* [What you need to do] Looking at the records below, please say how many lines contain the word "icon", as a bare number.

* [Dataset]

□ □ □ □ □

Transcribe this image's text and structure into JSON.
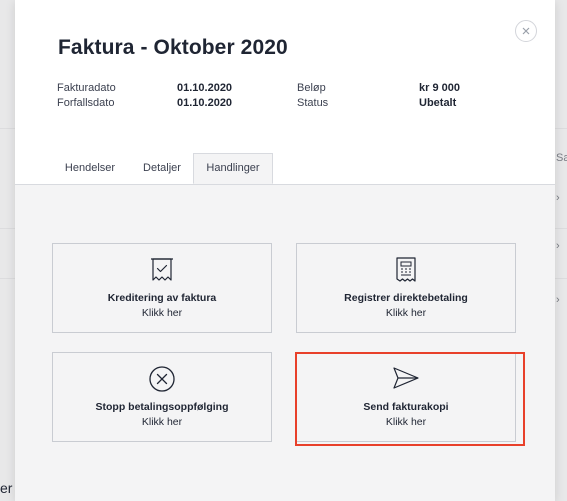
{
  "modal": {
    "title": "Faktura - Oktober 2020",
    "info": {
      "invoice_date_label": "Fakturadato",
      "invoice_date_value": "01.10.2020",
      "due_date_label": "Forfallsdato",
      "due_date_value": "01.10.2020",
      "amount_label": "Beløp",
      "amount_value": "kr 9 000",
      "status_label": "Status",
      "status_value": "Ubetalt"
    },
    "tabs": [
      {
        "label": "Hendelser",
        "active": false
      },
      {
        "label": "Detaljer",
        "active": false
      },
      {
        "label": "Handlinger",
        "active": true
      }
    ],
    "actions": [
      {
        "icon": "receipt-check-icon",
        "title": "Kreditering av faktura",
        "subtitle": "Klikk her"
      },
      {
        "icon": "invoice-document-icon",
        "title": "Registrer direktebetaling",
        "subtitle": "Klikk her"
      },
      {
        "icon": "stop-circle-x-icon",
        "title": "Stopp betalingsoppfølging",
        "subtitle": "Klikk her"
      },
      {
        "icon": "paper-plane-icon",
        "title": "Send fakturakopi",
        "subtitle": "Klikk her"
      }
    ]
  },
  "background": {
    "column_header_fragment": "Sa",
    "bottom_text_fragment": "er"
  },
  "colors": {
    "highlight": "#e8402a",
    "text": "#1f2533",
    "modal_body_bg": "#f4f4f5"
  }
}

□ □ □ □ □

* [Worked solution] 4